_Your goal_. Please count the lines of the data that contain "document" and state only the total.

Element data from apps and pages
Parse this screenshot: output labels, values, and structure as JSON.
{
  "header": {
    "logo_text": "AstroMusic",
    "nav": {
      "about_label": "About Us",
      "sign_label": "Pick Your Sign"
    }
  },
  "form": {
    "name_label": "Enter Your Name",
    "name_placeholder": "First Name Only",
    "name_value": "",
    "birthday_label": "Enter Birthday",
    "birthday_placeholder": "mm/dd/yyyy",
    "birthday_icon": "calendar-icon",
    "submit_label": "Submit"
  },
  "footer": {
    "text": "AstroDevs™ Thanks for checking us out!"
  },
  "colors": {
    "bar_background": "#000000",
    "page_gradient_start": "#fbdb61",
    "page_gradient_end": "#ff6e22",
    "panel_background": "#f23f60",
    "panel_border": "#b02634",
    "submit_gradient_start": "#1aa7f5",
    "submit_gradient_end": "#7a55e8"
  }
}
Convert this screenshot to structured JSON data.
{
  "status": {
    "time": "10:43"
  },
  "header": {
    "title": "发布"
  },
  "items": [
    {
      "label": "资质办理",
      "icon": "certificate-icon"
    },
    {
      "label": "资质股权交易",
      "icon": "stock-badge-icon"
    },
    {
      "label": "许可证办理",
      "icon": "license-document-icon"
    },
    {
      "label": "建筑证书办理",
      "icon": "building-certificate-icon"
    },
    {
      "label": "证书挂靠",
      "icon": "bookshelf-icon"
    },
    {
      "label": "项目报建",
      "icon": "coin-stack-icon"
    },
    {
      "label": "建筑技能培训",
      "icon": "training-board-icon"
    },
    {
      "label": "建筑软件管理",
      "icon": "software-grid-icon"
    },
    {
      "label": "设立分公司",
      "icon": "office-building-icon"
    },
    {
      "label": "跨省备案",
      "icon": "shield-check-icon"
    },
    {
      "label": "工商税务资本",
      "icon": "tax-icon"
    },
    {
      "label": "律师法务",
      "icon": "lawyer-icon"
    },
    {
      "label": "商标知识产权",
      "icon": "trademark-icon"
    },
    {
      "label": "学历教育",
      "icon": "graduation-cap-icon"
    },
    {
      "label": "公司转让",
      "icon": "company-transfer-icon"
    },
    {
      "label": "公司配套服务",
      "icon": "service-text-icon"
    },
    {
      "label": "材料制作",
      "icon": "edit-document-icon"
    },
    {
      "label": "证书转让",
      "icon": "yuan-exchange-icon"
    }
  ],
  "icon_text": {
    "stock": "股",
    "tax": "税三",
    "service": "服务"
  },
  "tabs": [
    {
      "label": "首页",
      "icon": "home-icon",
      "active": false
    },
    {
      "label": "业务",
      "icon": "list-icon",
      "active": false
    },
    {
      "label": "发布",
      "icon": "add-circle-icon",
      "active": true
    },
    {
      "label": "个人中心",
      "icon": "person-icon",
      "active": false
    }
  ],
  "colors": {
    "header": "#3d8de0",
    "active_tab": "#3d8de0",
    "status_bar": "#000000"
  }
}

_Response to this task_. 2